It’s really hard. When I was just doing the degree it was something that I was doing for myself to stop myself to stop me from going crazy at home with the kids so I didn’t want it to impeach on my time with them. Now I get up very early, it’s a lot easier when the house is quiet before it all kicks off. I’m not much good in the evenings so they’re a bit of a write off really. Just these last few days I’ve been away because I had to the editing for the third book and I just can’t concentrate enough, so I took myself off. My husband is fantastic, he just steps up and takes over which makes everything so much easier. If this had all happened ten years earlier I’m not sure how we could have made all this happen.



How do you find the inspiration for your books, have you got pages and pages of ideas ready to roll or do you get flashes of inspiration?

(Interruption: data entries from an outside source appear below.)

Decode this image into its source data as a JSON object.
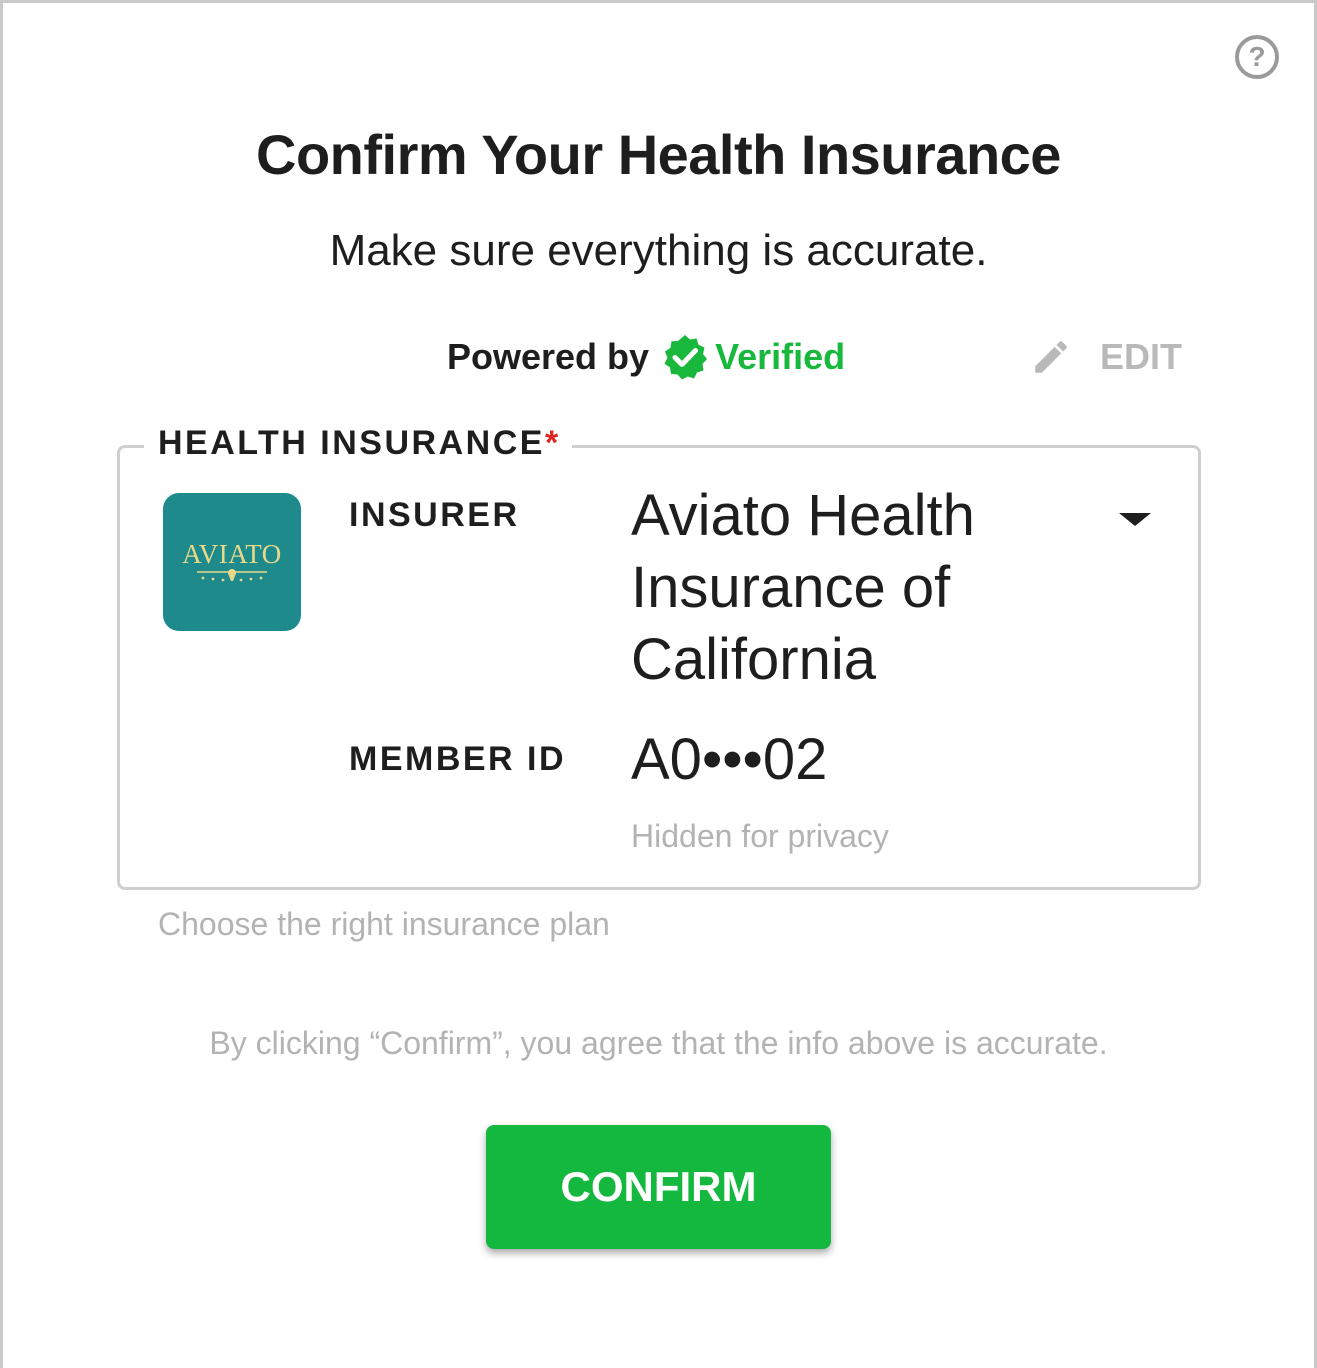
{
  "header": {
    "title": "Confirm Your Health Insurance",
    "subtitle": "Make sure everything is accurate."
  },
  "powered_by": {
    "label": "Powered by",
    "brand": "Verified",
    "brand_color": "#17b83c"
  },
  "edit": {
    "label": "EDIT",
    "icon": "pencil-icon"
  },
  "help": {
    "glyph": "?",
    "icon": "help-icon"
  },
  "insurance": {
    "section_label": "HEALTH INSURANCE",
    "required_mark": "*",
    "logo_text": "AVIATO",
    "insurer_label": "INSURER",
    "insurer_value": "Aviato Health Insurance of California",
    "member_label": "MEMBER ID",
    "member_value": "A0•••02",
    "member_hint": "Hidden for privacy",
    "helper_text": "Choose the right insurance plan"
  },
  "footer": {
    "agreement": "By clicking “Confirm”, you agree that the info above is accurate.",
    "confirm_label": "CONFIRM",
    "confirm_color": "#14b83e"
  }
}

I’ve got various ideas some of which may turn into books. Some days I’ll have a great idea then the next I’ll think it’s not so good. One day I was walking to the cinema and between less than half an hour I’d had an idea, had the whole thing delivered to me in less than the time it took me to get there, which is bonkers. I was writing it all down really quickly before the lights went down in the cinema. But most of the time it starts with a question. For instance Postcards is about a mother who is not with her children as they grow up. It came from a really challenging day with my four children when I just thought I could just leave, go to Leeds Bradford and jump on a plane and they wouldn't miss me, which of course isn't true but it got me thinking well what kind of a woman would do that.

How do you deal with critique? You put your books out there and we all know in any line of work you can't please everybody.

I find it really difficult, it was hard enough when it was my friends, you know they said they liked it but are they just being polite? I see the reviews coming up on Amazon and Good Reads and look at them through my fingers trying to work out if I dare look. It's better for my mental health not to read them, not to know what people say. I just look at the average ratings.


What tips would you give to step out of your comfort zone?

I think you just have to be brave. You know we're a long time dead. I really can't bare the idea of regretting anything so what have I got to lose. If it doesn't work it really doesn't matter. You just have to seize the day, it's a bit of a cliche but it's so true.


So what's next?

So next I want another book deal, (which Imogen did go on to achieve a few months after our chat so is busy writing again). I just need to keep learning really and keep writing. I'm really enjoying doing what I'm doing and if it all stopped tomorrow no one can take it away from me.


Final 3 questions I ask all my guests.

What book has inspired you?

Playing Big by Tara Mohr



Song/music that's inspired you?

Handels Messiah Chorus



Who inspires you?

J.K Rowling. Obviously because she is a phenomenal writer but it's her resilience, you know she had all those rejections and she just kept going.



If you'd like to follow Imogen you can find her at https://imogenclark.com/

Have you always wanted to write a book, maybe now is the time to get started, what have you got to lose? I'd love to hear from anyone whose taken up writing later in life or has a burning desire to tell their story one day. What would you write if you weren't afraid?

What's Stopping You?


You can also listen to the full podcast https://anchor.fm/outofthebubble/episodes/Episode-4-with-Author-Imogen-Clark-Imogenclarkathome-e2j0hb


#author #imogenclark #writing #newcareer #inspiringwomen #womenover50 #whatsstoppingyou #outofthebubble #motivatingwomen #lifefater40

Rachel Peru, United Kingdom, rachelperumodel@gmail.com